Next, we visited a health clinic where the PCV also does some work, and where I paused to pose next to a religious icon that had found a comfortable spot in a sink. This reminded me of two important matters: the Basotho are almost all Christian; and the water to that sink most likely was not working.
It seemed that all of the people in the waiting room that day were women and children. Perhaps because they were running well baby visits that day? Or maybe all the men were out in the fields or working the mines in South Africa?
Then we went to another school where that volunteer does some work. I could not help but be struck by the sparseness of the room in which the teachers were working, not to mention the unfinished ceiling and loose light. And this school is probably in better condition than many in Lesotho. Lesotho does have universal primary education, though, which is pretty amazing.
Outside, one of the PCV's colleagues showed us the school's animal pens. Here, he is explaining how they took a stack of used and broken chairs and re-purposed them as a warren for their rabbits.
This one seemed particularly interested in what our guide was saying.
I have often been struck by how common it is for schools in Lesotho to be located on high ground with great views. I am not certain why (perhaps they choose land that is least likely to be farmed?), but this school was no exception.
We met the principal in his spare office (a desk but no shelves).
And we were generously treated to food and beverages, because that is what you do when you have guests.
The principal and teachers even presented us with a gift of peaches, or liperekisi (dee-PARE-uh-kee-see), which I later turned into a scrumptious cobbler.
We then visited a pre-school (this PCV is very busy). That metal shack is the school.
Inside the school, one of the teachers and some of the students showed us around so that we could admire the children's work.
Inside, they showed a great interest in being photographed, and then we discussed geography using the map painted on one of the walls.
Back outside, they posed again.

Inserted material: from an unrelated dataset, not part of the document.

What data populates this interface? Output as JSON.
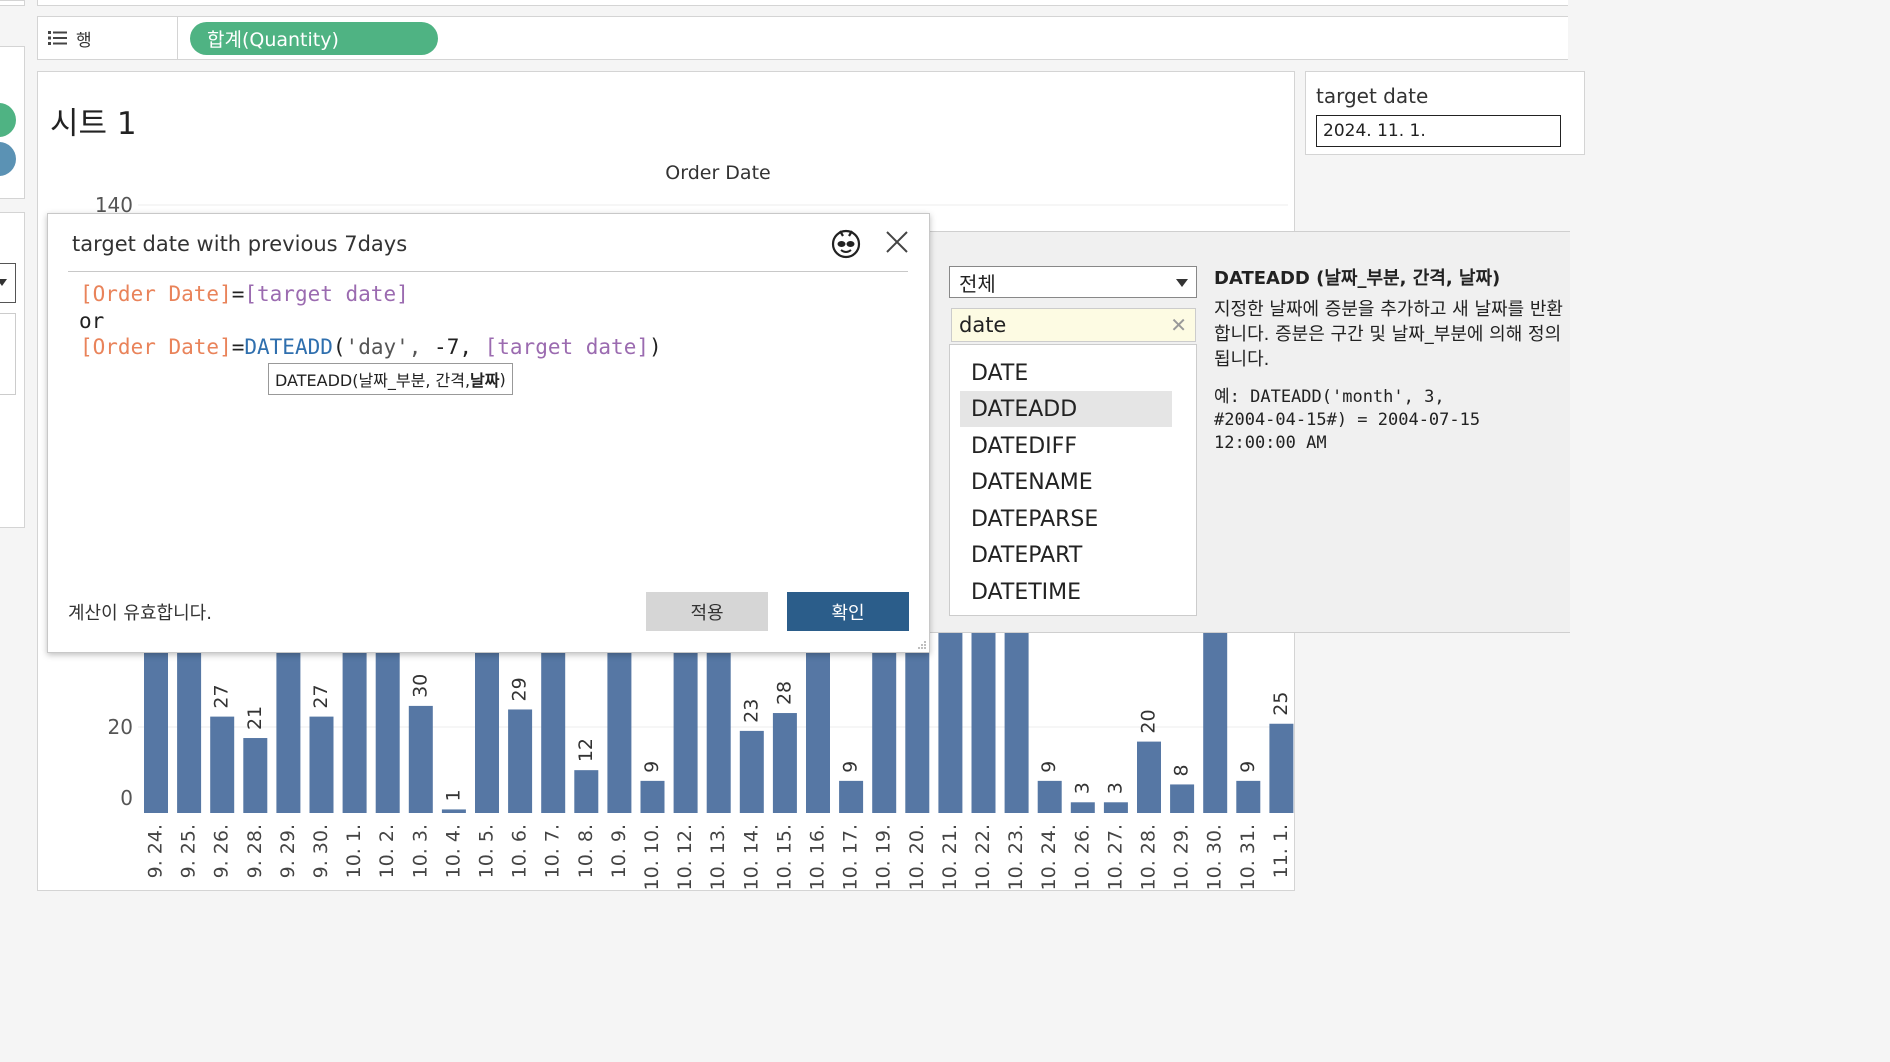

And then we were joined by some of their friends. The kids all wanted to be photographed, but mostly so they could see pictures of themselves after they were taken.
Then we carried some chairs up a hill that our vehicle could not climb to deliver them to yet another community center. I think the kids had almost as much fun with this as I did.
Once there, these two young boys (who were not nearly as serious as they look) also wanted to see a picture of themselves.
Inside the center, as we met with one of the women who works there and a few more children, the sunlight streaming in turned golden.
Maliba, located within Tsehlanyane National Park, is Lesotho's only luxury accommodation. It is built in the traditional style, with grass roofs and all, but on a much grander scale, as evidenced by the ceiling in the main room.
And the deck which is just off the main room.
And the individual huts in which guests like us can stay.
And the views, since it is on a mountainside in a valley.
Dining at Maliba is a wonderful experience all on its own.
The chef did an amazing job coming up with wonderful vegan dishes for me, including dessert.
Breakfast at Maliba is also a grand experience. The setting alone ensures that.
There are hiking trails in the valleys around the lodge, and we explored one. Along the way, we crossed this picturesque creek.
We also admired some stunning views.
We rested beneath a peach tree.
We posed alongside another creek.
Then we returned to walking and pausing to admire the sites.
Before we returned to our room, which had its own deck with a view.
I paused to pose one last time, in front of the lodge, before we left.